The historic settlement signed yesterday with Bank of America is welcome news for New York families still struggling to recover from the mortgage crisis. B of A, one of the nation's largest mortgage lenders, will pay a record $16.65 billion for its reckless misconduct -- and $800 million of that will go to assist New Yorkers at risk of losing their homes.
This is the largest settlement with a single institution in U.S. history -- surpassing the record $13 billion deal with JPMorgan Chase entered into last November. And it is another major victory in the fight to hold accountable the major banks that caused the mortgage crisis and nearly brought down the U.S. economy.
As the state's chief law enforcement officer -- and as co-chair of President Obama's Residential Mortgage-Backed Securities Working Group -- my guiding principle is equal justice under law. There must be one set of rules for everybody, and everybody must play by the same set of rules. What Bank of America did was bend the rules for its own financial gain. Millions of Americans paid the price for that greed.
As Bank of America acknowledged in its own statement of facts, the bank made serious misrepresentations to the public in the packaging, marketing, sale and issuance of residential mortgage-backed securities, both by B of A itself and by Countrywide Financial and Merrill Lynch, which Bank of America acquired in 2008.
B of A, Merrill and Countrywide securitized and sold residential mortgage-backed securities with underlying mortgage loans that they knew were defective, misrepresenting the quality of those loans to investors. That misconduct, and similar misconduct by other major banks, caused the financial crisis.
But when I took office in 2011, the federal government and other state attorneys general were about to sign an agreement releasing the banks -- including Bank of America -- from much of their liability.
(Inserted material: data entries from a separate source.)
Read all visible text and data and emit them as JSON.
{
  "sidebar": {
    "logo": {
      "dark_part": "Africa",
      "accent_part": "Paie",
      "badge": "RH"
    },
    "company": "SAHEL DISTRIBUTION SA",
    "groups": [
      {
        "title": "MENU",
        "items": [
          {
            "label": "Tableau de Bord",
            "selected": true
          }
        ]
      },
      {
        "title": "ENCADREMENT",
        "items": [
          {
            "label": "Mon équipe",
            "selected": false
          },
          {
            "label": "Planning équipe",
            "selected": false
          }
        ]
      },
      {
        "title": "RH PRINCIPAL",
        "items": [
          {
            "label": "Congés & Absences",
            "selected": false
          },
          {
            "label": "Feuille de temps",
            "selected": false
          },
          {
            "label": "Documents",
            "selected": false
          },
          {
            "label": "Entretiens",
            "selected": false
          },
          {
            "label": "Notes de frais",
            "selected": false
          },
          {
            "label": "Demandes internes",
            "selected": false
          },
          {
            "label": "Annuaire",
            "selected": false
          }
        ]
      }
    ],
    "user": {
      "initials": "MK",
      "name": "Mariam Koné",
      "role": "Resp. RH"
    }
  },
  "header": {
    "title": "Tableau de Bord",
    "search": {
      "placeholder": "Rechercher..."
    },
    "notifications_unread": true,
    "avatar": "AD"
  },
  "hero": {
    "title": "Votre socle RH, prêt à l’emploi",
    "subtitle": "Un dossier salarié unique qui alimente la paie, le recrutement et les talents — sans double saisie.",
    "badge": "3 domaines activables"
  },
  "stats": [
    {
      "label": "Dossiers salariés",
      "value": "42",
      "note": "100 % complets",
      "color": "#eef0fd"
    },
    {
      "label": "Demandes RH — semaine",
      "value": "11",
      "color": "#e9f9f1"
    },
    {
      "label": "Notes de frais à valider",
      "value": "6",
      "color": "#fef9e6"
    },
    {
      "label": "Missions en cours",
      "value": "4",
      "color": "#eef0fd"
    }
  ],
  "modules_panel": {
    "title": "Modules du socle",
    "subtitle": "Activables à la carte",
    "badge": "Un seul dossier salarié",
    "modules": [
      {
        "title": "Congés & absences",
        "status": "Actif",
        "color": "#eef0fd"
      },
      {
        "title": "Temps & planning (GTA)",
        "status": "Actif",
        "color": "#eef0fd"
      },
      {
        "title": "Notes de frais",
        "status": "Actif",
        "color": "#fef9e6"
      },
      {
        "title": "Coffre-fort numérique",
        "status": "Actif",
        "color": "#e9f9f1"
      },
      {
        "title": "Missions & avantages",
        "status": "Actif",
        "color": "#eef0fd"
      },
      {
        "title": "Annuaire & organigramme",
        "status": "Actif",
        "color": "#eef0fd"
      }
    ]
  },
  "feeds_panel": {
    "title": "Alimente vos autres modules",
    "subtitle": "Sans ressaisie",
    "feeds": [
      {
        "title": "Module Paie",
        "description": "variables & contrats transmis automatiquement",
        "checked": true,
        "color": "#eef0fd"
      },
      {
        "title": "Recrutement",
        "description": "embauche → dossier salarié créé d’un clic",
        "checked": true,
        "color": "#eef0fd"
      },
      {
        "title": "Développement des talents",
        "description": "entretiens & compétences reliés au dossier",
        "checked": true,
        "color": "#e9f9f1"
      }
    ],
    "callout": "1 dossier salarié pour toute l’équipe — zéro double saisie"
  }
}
I refused to sign, and less than one year later, the President formed the working group and named me co-chair.
Since then, we have continued to investigate those banks and have negotiated deals totaling about $37 billion -- roughly $2 billion of which has gone to help struggling New York families. If you include the 2012 National Mortgage Settlement, the total is more than $60 billion -- and New York has gotten more than $4 billion.
The $16.65 billion Bank of America deal will funnel $800 million to New York -- $300 million in cash and at least $500 million in creditable consumer relief.
That includes, for the first time, principal reductions on mortgages insured by the Federal Housing Administration. About 23 percent of all the distressed home loans in the state are FHA-insured, and these represent the largest portion of Bank of America's remaining distressed loan portfolio in New York.
Previous settlements excluded families with these types of loans from getting this badly needed relief, which is why I made it a priority to help this neglected segment of New York homeowners. B of A will provide at least $60 million in first lien principal reductions, including for FHA-insured loans.
The bank will also transfer $20 million worth of distressed mortgages and abandoned properties to nonprofits and land banks, which help communities buy derelict homes, rehab them and put them back in the housing market. This includes $20,000 per property to assist with revitalization costs.
And, Bank of America will provide at least $17 million to land banks, housing counseling agencies and legal service providers, so these front-line agencies can expand their vital services.
This settlement sends a strong message that banks that prey on customers and investors will be held accountable. I will continue to investigate financial institutions that bend the rules for their own benefit, and pursue equal justice for all New York families.